# TASK DETAILS
Copy out the data exactly, leaving the pictures behind.

# Items from a dataset
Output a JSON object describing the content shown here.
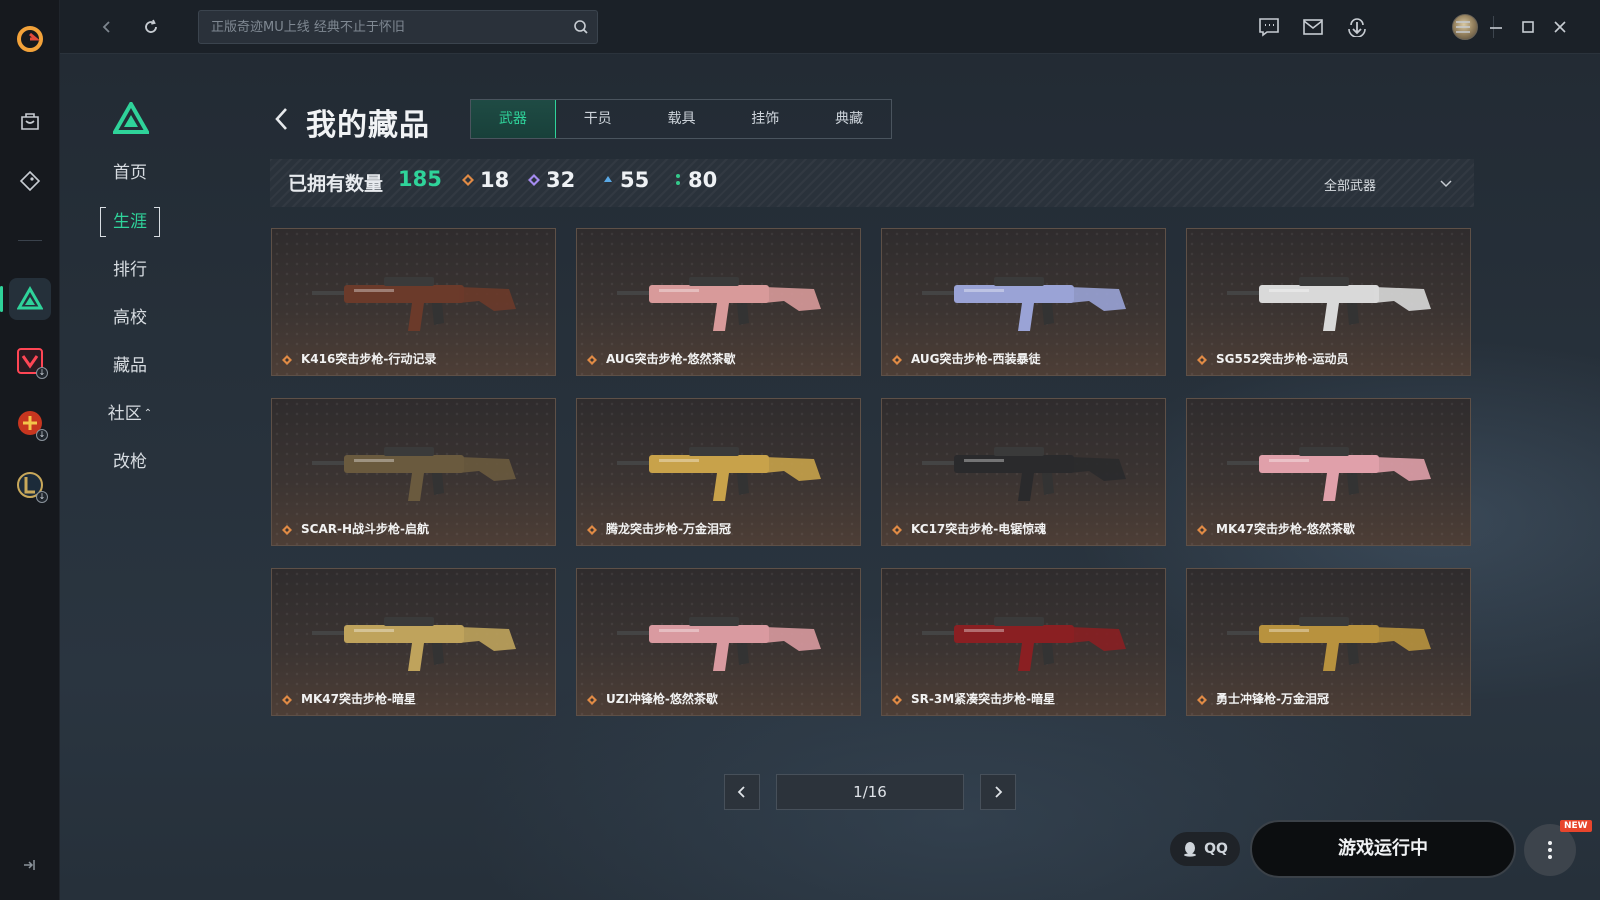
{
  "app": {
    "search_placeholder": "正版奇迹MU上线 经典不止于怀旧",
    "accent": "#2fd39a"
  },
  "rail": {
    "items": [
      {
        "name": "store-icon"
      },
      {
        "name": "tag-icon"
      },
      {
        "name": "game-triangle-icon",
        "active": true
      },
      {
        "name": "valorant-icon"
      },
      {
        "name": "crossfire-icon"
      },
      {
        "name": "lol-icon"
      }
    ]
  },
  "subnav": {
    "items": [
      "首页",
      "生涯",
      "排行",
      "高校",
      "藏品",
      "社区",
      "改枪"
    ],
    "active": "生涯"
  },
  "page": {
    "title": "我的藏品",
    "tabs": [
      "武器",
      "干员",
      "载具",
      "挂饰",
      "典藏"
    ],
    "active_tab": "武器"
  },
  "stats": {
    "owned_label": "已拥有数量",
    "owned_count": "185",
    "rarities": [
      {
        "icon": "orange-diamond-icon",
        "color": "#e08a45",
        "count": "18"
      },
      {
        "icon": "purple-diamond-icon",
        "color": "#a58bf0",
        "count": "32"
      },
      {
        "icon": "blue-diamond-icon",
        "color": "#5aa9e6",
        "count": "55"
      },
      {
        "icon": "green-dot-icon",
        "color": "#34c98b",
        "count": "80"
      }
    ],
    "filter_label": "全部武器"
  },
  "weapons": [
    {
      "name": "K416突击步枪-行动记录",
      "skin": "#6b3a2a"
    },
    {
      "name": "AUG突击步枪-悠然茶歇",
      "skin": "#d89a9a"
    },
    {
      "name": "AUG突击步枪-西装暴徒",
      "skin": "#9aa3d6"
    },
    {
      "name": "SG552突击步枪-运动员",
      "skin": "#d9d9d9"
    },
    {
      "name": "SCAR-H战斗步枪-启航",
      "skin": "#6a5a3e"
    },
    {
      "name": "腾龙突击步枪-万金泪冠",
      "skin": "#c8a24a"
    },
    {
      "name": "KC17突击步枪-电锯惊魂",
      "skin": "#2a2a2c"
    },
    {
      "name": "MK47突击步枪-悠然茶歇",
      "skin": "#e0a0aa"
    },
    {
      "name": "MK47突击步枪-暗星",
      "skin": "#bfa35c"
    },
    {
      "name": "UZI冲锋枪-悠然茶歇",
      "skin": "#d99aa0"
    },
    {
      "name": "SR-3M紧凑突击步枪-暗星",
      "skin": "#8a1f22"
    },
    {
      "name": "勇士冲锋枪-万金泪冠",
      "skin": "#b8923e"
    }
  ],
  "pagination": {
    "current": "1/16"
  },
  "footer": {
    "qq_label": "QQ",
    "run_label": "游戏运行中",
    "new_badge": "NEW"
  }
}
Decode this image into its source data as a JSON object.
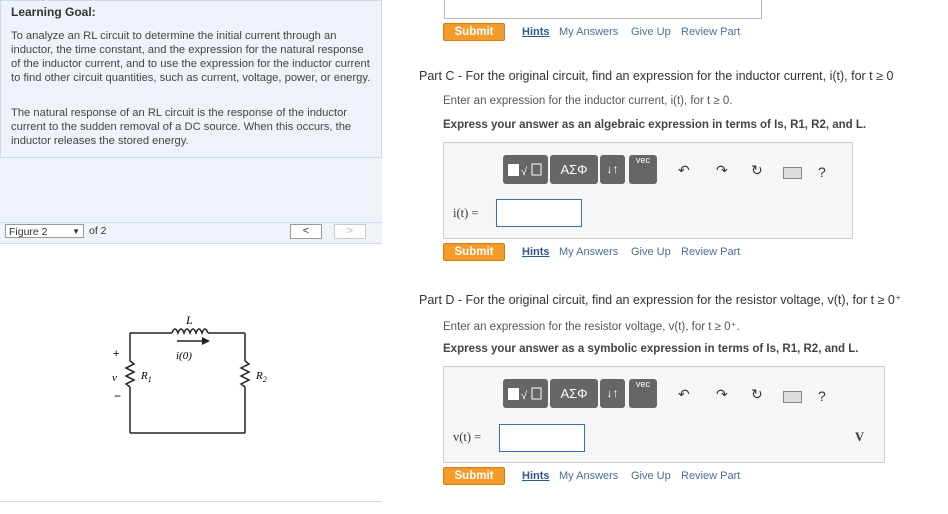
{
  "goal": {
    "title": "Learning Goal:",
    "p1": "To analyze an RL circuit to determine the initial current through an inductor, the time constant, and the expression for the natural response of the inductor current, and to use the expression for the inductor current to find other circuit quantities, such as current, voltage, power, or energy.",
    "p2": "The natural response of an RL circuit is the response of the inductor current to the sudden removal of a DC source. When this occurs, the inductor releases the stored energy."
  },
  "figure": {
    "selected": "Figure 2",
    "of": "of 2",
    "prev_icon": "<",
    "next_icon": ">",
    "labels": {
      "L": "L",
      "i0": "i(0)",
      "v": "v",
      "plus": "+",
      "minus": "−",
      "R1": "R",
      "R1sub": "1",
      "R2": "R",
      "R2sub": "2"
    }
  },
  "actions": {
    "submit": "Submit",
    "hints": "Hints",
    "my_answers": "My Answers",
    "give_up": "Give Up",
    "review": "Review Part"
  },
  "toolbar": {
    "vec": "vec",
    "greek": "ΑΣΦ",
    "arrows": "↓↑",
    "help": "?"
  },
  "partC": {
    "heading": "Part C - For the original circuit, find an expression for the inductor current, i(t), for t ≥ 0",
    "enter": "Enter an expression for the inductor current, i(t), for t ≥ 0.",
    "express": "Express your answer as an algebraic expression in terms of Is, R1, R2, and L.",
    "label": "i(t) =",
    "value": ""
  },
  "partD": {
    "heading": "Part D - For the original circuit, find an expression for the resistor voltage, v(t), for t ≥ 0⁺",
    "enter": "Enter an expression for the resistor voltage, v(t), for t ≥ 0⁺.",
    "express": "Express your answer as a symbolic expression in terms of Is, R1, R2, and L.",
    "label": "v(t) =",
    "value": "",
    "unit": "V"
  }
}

# WRITTEN REPLY
Output a JSON object describing the content shown here.
{
  "app": {
    "search_placeholder": "正版奇迹MU上线 经典不止于怀旧",
    "accent": "#2fd39a"
  },
  "rail": {
    "items": [
      {
        "name": "store-icon"
      },
      {
        "name": "tag-icon"
      },
      {
        "name": "game-triangle-icon",
        "active": true
      },
      {
        "name": "valorant-icon"
      },
      {
        "name": "crossfire-icon"
      },
      {
        "name": "lol-icon"
      }
    ]
  },
  "subnav": {
    "items": [
      "首页",
      "生涯",
      "排行",
      "高校",
      "藏品",
      "社区",
      "改枪"
    ],
    "active": "生涯"
  },
  "page": {
    "title": "我的藏品",
    "tabs": [
      "武器",
      "干员",
      "载具",
      "挂饰",
      "典藏"
    ],
    "active_tab": "武器"
  },
  "stats": {
    "owned_label": "已拥有数量",
    "owned_count": "185",
    "rarities": [
      {
        "icon": "orange-diamond-icon",
        "color": "#e08a45",
        "count": "18"
      },
      {
        "icon": "purple-diamond-icon",
        "color": "#a58bf0",
        "count": "32"
      },
      {
        "icon": "blue-diamond-icon",
        "color": "#5aa9e6",
        "count": "55"
      },
      {
        "icon": "green-dot-icon",
        "color": "#34c98b",
        "count": "80"
      }
    ],
    "filter_label": "全部武器"
  },
  "weapons": [
    {
      "name": "K416突击步枪-行动记录",
      "skin": "#6b3a2a"
    },
    {
      "name": "AUG突击步枪-悠然茶歇",
      "skin": "#d89a9a"
    },
    {
      "name": "AUG突击步枪-西装暴徒",
      "skin": "#9aa3d6"
    },
    {
      "name": "SG552突击步枪-运动员",
      "skin": "#d9d9d9"
    },
    {
      "name": "SCAR-H战斗步枪-启航",
      "skin": "#6a5a3e"
    },
    {
      "name": "腾龙突击步枪-万金泪冠",
      "skin": "#c8a24a"
    },
    {
      "name": "KC17突击步枪-电锯惊魂",
      "skin": "#2a2a2c"
    },
    {
      "name": "MK47突击步枪-悠然茶歇",
      "skin": "#e0a0aa"
    },
    {
      "name": "MK47突击步枪-暗星",
      "skin": "#bfa35c"
    },
    {
      "name": "UZI冲锋枪-悠然茶歇",
      "skin": "#d99aa0"
    },
    {
      "name": "SR-3M紧凑突击步枪-暗星",
      "skin": "#8a1f22"
    },
    {
      "name": "勇士冲锋枪-万金泪冠",
      "skin": "#b8923e"
    }
  ],
  "pagination": {
    "current": "1/16"
  },
  "footer": {
    "qq_label": "QQ",
    "run_label": "游戏运行中",
    "new_badge": "NEW"
  }
}
Decode this image into its source data as a JSON object.
{
  "goal": {
    "title": "Learning Goal:",
    "p1": "To analyze an RL circuit to determine the initial current through an inductor, the time constant, and the expression for the natural response of the inductor current, and to use the expression for the inductor current to find other circuit quantities, such as current, voltage, power, or energy.",
    "p2": "The natural response of an RL circuit is the response of the inductor current to the sudden removal of a DC source. When this occurs, the inductor releases the stored energy."
  },
  "figure": {
    "selected": "Figure 2",
    "of": "of 2",
    "prev_icon": "<",
    "next_icon": ">",
    "labels": {
      "L": "L",
      "i0": "i(0)",
      "v": "v",
      "plus": "+",
      "minus": "−",
      "R1": "R",
      "R1sub": "1",
      "R2": "R",
      "R2sub": "2"
    }
  },
  "actions": {
    "submit": "Submit",
    "hints": "Hints",
    "my_answers": "My Answers",
    "give_up": "Give Up",
    "review": "Review Part"
  },
  "toolbar": {
    "vec": "vec",
    "greek": "ΑΣΦ",
    "arrows": "↓↑",
    "help": "?"
  },
  "partC": {
    "heading": "Part C - For the original circuit, find an expression for the inductor current, i(t), for t ≥ 0",
    "enter": "Enter an expression for the inductor current, i(t), for t ≥ 0.",
    "express": "Express your answer as an algebraic expression in terms of Is, R1, R2, and L.",
    "label": "i(t) =",
    "value": ""
  },
  "partD": {
    "heading": "Part D - For the original circuit, find an expression for the resistor voltage, v(t), for t ≥ 0⁺",
    "enter": "Enter an expression for the resistor voltage, v(t), for t ≥ 0⁺.",
    "express": "Express your answer as a symbolic expression in terms of Is, R1, R2, and L.",
    "label": "v(t) =",
    "value": "",
    "unit": "V"
  }
}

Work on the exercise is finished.